▸ **PROBLEM**
Scan the data below and copy each line where "icon" occurs.

▸ **SUPPLIED RECORDS**
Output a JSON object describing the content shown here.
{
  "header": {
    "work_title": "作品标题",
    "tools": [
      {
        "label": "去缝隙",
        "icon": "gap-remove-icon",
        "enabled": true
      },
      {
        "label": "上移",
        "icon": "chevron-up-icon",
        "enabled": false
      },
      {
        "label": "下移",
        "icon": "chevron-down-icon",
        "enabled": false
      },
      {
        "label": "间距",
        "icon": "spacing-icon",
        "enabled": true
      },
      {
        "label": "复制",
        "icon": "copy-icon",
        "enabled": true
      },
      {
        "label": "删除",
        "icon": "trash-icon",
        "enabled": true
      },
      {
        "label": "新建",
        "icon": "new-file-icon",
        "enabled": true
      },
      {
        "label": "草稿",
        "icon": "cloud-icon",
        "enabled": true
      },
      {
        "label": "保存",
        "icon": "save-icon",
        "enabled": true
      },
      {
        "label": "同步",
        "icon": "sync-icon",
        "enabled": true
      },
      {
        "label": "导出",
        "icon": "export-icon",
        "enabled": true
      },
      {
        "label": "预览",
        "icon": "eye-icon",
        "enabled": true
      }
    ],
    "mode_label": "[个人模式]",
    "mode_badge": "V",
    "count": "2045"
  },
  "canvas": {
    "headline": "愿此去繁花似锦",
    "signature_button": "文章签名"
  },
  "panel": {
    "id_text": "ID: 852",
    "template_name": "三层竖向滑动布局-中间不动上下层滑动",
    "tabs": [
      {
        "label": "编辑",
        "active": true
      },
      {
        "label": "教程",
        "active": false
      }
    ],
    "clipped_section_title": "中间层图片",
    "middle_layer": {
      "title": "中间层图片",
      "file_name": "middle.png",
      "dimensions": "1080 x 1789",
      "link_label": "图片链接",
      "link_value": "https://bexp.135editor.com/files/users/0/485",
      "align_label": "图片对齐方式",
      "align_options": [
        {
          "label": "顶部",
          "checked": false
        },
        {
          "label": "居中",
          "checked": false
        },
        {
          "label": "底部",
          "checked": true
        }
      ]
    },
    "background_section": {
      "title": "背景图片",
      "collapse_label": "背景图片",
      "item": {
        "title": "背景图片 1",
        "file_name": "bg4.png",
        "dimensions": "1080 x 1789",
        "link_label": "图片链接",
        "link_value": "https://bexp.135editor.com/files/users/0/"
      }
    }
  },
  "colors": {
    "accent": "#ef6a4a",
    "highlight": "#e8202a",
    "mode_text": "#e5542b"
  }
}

▸ **REPLY**
        "icon": "gap-remove-icon",
        "icon": "chevron-up-icon",
        "icon": "chevron-down-icon",
        "icon": "spacing-icon",
        "icon": "copy-icon",
        "icon": "trash-icon",
        "icon": "new-file-icon",
        "icon": "cloud-icon",
        "icon": "save-icon",
        "icon": "sync-icon",
        "icon": "export-icon",
        "icon": "eye-icon",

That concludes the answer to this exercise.